Alec Ounsworth’s voice threatens to overshadow everything else in Clap Your Hands Say Yeah. It’s an acquired taste, sometimes piercing, sometimes bleating, sometimes tender, always anxious. But it can also be thrilling when he leans into it with abandon or when he rushes syllables with nervous energy, as he does on New Fragility, CYHSY’s sixth album.
It’s the most consistent set of songs yet from Philly’s Ounsworth, the sole constant in CYHSY. He plays mostly everything — keyboards, guitars, toy piano, some Neil Young-like harmonica — except bass and drums (which sometimes come from Centro-Matic’s Will Johnson, who helped produce the album.) The arrangements are full of nuanced, inventive details that seamlessly balance everything,
Like Clap Your Hands’ much-loved 2005 debut, the new album’s songs often build to perky climaxes, although the lyrics focus on broken relationships, both personal and political. “I never want to take another chance on anyone,” Ounsworth sings on the title track.
“Hesitating Nation” depicts a culture that lacks empathy. “Thousand Oaks,” one of the album’s catchiest tunes, decries gun violence. The seemingly joyful “CYHSY, 2005” interrogates self-sabotaging motives for touring.
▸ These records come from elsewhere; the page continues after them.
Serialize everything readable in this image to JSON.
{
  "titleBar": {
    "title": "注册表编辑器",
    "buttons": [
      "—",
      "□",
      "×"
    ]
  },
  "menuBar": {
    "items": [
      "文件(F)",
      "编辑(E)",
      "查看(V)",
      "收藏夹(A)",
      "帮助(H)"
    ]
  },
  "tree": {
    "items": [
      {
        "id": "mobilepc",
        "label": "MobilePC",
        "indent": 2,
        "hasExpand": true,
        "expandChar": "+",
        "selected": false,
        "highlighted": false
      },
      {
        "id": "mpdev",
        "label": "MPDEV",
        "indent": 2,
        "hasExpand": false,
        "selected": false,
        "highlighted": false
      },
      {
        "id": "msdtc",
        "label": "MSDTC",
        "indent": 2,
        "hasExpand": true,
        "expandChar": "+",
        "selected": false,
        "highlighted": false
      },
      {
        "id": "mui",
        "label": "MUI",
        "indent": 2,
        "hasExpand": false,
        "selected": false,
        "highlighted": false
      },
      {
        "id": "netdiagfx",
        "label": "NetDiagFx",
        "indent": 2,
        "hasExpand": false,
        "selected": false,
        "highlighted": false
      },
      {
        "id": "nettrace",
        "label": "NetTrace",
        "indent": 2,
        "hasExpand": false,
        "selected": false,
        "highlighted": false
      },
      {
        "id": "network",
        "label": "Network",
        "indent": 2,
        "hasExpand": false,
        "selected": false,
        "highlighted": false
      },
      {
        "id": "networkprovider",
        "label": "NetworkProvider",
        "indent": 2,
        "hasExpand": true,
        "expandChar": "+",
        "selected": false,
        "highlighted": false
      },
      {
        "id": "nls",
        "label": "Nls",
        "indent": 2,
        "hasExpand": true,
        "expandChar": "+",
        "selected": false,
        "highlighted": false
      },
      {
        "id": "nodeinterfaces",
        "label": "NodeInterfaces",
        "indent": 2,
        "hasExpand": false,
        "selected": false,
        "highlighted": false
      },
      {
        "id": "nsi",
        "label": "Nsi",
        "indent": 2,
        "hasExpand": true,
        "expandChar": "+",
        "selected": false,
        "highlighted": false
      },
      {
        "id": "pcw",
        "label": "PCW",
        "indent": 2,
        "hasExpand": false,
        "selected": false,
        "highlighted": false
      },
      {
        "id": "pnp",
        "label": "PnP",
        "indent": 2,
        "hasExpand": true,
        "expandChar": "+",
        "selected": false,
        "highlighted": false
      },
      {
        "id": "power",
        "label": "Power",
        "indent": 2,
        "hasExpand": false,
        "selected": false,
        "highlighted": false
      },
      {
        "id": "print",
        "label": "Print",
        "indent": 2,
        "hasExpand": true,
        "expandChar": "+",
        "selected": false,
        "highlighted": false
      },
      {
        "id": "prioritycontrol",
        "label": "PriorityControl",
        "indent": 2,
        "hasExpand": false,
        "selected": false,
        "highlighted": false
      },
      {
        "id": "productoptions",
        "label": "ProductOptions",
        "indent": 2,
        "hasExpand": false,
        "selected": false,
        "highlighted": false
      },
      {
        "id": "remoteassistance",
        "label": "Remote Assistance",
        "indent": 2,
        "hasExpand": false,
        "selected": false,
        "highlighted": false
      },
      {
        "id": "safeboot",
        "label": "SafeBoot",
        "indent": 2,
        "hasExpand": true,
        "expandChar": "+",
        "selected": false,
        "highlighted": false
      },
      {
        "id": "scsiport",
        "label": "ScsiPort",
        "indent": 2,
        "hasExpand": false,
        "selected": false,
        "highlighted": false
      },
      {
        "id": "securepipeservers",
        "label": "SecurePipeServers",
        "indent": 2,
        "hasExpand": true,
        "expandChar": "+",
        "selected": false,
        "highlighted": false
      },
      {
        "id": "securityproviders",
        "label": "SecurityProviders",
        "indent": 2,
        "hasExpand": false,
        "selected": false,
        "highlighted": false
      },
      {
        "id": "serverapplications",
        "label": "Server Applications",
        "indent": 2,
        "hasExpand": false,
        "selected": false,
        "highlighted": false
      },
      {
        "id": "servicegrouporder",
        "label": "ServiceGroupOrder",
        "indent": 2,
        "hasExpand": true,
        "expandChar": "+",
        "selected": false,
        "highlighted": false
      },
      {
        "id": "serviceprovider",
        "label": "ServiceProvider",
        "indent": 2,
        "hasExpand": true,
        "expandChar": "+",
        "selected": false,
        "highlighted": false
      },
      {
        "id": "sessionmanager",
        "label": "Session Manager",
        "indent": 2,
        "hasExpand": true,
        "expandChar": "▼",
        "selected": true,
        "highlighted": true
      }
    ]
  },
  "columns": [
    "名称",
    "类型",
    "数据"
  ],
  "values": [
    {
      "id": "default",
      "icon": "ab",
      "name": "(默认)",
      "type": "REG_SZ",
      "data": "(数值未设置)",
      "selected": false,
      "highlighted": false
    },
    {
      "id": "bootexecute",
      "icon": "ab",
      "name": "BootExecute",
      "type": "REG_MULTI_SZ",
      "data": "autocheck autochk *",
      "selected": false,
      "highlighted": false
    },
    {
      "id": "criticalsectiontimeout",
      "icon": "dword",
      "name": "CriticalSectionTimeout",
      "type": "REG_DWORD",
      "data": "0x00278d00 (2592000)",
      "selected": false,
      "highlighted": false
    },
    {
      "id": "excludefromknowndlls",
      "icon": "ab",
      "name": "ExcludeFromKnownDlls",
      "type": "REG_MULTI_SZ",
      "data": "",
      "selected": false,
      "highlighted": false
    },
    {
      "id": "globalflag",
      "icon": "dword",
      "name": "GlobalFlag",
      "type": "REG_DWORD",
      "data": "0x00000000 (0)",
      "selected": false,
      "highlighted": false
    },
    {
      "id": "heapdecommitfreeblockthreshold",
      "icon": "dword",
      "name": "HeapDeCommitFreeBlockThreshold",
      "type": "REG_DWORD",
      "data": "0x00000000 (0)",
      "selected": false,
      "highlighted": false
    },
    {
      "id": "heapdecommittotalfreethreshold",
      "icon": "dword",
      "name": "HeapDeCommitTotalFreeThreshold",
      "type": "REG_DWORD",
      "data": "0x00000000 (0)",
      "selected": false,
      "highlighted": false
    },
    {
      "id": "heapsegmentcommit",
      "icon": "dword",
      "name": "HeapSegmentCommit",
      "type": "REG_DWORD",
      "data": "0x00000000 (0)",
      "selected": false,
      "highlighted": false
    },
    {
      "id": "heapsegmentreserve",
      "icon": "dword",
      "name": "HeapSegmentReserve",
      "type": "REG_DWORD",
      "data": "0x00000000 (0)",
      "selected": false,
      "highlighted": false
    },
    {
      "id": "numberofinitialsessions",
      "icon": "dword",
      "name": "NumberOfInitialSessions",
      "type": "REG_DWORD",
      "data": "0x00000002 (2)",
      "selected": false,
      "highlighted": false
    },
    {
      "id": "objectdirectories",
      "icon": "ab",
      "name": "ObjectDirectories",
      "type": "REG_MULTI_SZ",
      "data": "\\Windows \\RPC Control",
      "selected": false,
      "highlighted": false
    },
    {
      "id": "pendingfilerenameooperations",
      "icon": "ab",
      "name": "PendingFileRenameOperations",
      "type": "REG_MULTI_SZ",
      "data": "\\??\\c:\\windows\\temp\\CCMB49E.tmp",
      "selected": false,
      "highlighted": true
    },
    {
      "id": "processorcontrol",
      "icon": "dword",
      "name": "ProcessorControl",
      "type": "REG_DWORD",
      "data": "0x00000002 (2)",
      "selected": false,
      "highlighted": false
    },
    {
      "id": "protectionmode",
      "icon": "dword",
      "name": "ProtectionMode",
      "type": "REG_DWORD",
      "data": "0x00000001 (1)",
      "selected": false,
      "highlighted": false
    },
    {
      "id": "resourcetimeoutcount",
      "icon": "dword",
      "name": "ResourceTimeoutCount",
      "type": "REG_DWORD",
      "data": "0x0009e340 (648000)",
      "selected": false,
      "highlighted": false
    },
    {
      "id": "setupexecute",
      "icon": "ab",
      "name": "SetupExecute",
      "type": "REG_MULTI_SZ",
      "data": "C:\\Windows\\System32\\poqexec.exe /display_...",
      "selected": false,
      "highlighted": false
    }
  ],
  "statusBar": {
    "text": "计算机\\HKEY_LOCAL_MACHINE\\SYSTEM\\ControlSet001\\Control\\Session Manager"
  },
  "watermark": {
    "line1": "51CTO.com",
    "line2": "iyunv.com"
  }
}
The dichotomies — the edgy vocals and the subtle music, the upbeat hooks and downbeat lyrics — make New Fragility fascinating and rewarding.
— Steve Klinge